The founders of Google Inc. and EBay Inc. attacked Hollywood-backed anti-piracy legislation in the U.S. House and Senate that they said would threaten the technology industry and lead to Web censorship.
The Internet executives said the bills would have a “chilling effect on innovation” and give the U.S. government the “power to censor the Web using techniques similar to those used by China, Malaysia and Iran,” according to a letter sent to U.S. lawmakers and published today in newspapers including the New York Times, Wall Street Journal and Washington Post.
Lobbying in Washington by Internet companies and motion-picture studios has intensified as a House committee prepares to vote tomorrow on the Hollywood-supported bill, which has become a flash point in the debate over how to curb online trafficking of illegally copied movies, television shows and music.
The controversy has drawn in Google co-founder Sergey Brin, PayPal Inc. co-founder Elon Musk, EBay founder Pierre Omidyar, and Yahoo!
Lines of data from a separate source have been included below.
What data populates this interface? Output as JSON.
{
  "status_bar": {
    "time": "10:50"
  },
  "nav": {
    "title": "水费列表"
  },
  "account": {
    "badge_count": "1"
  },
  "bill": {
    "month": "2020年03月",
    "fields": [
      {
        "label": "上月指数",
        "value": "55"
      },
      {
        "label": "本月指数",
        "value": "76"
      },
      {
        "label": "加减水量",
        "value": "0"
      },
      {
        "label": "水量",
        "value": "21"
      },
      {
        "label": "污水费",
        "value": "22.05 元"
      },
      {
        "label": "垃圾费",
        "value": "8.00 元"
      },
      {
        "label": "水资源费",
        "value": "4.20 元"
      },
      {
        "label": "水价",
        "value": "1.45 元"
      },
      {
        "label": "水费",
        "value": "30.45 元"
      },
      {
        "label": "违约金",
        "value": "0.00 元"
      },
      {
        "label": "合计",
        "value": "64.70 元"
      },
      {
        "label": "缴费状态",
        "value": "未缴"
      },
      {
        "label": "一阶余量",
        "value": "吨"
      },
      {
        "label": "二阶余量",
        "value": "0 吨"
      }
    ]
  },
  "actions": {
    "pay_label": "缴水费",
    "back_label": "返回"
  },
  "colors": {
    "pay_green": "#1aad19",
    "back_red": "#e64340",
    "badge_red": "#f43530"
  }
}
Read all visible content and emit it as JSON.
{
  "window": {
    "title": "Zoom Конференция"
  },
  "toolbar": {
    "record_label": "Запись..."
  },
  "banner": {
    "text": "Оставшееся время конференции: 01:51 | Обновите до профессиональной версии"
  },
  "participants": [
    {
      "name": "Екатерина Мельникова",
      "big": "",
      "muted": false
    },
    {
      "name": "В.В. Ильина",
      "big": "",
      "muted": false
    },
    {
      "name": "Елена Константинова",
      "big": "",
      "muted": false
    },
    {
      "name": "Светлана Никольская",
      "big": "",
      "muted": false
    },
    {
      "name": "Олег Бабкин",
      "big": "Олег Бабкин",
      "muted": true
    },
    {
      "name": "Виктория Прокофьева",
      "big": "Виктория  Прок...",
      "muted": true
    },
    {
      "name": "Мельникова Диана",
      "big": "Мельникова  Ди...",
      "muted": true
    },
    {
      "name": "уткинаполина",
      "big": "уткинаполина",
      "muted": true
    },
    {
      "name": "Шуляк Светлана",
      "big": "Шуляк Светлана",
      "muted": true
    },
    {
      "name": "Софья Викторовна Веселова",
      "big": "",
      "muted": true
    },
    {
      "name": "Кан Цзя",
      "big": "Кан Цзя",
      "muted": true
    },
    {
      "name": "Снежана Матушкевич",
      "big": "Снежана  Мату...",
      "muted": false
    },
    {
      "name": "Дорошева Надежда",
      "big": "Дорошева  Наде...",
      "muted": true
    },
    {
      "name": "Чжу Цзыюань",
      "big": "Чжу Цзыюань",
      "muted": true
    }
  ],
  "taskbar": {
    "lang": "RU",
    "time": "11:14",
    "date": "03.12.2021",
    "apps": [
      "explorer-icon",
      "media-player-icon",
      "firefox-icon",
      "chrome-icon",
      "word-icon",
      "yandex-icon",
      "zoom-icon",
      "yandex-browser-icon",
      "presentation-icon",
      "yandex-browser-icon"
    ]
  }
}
Inc. co-founder Jerry Yang, who were among 16 Internet executives signing today’s letter.
The House bill, and similar legislation in the Senate, would let the Justice Department seek court orders requiring U.S. Internet-service providers, search engines, payment processors and ad networks to block or cease business with non-U.S. websites linked to online piracy.
Google, owner of the world’s biggest Web search engine, and Facebook Inc. endorsed draft anti-piracy legislation emerging as an alternative to the bills supported by Hollywood. The draft, released last week by Senator Ron Wyden and Representative Darrell Issa, would give the U.S. International Trade Commission, rather than the Justice Department, the lead role in fighting non-U.S. websites linked to online piracy.
“This approach targets foreign rogue sites without inflicting collateral damage on legitimate, law-abiding U.S. Internet companies by bringing well-established international trade remedies to bear on this problem,” Google and Facebook, joined by seven other companies including EBay and Yahoo, wrote in a separate letter yesterday to Wyden and Issa.
The proposal from Wyden, an Oregon Democrat, and Issa, a California Republican, “fails to provide an effective way to target foreign rogue websites and goes easy on online piracy and counterfeiting,” Michael O’Leary, senior executive vice president for global policy and external affairs at the Motion Picture Association of America, said in a statement last week.
The House Judiciary Committee is scheduled to vote on the Stop Online Piracy Act, which was introduced by the panel’s chairman, Texas Republican Lamar Smith, in October and is backed by the Washington-based MPAA and the Recording Industry Association of America. Smith’s bill has multiple co-sponsors from both parties.
Smith released an amendment to his bill on Dec. 12 seeking to resolve technology-industry concerns by narrowing the definition of websites targeted under the measure and requiring an inter-agency study on the bill’s impact to the Internet’s domain-name system.
“Lawful companies and websites like Google, Twitter, Yahoo and Facebook have nothing to worry about this bill,” Smith said in an e-mailed statement today. “Unfortunately, that has not stopped some of the bill’s critics from spreading lies about the legislation in an attempt to stall efforts by Congress to combat foreign rogue websites.”
Smith said that “companies like Google have made billions by working with and promoting foreign rogue websites so they have a vested interest in preventing Congress from stopping rogue websites.”
Google agreed this year to pay $500 million to settle U.S. allegations that advertising for online Canadian pharmacies on its website allowed illegal imports of prescription drugs.
“We fight pirates and counterfeiters every day and we believe, like many other tech companies, that the best way to stop them is through targeted legislation that would require ad networks and payment processors -- like ours -- to cut off sites dedicated to piracy or counterfeiting,” Samantha Smith, a Google spokeswoman, said today in an e-mail.
The proposed amendment to the bill “doesn’t clear up the tech industries’ concerns about censorship or a private right of action,” referring to a provision that would let copyright holders take non-U.S. websites to court, she said.
Facebook is reviewing the amendment, Andrew Noyes, a company spokesman, said in an e-mail.
Smith’s amendment “retains the fundamental flaws of its predecessor by blocking Americans’ ability to access websites, imposing costly regulation on web companies and giving Attorney General Eric Holder’s Department of Justice broad new powers to police the Internet,” Issa said in a statement yesterday.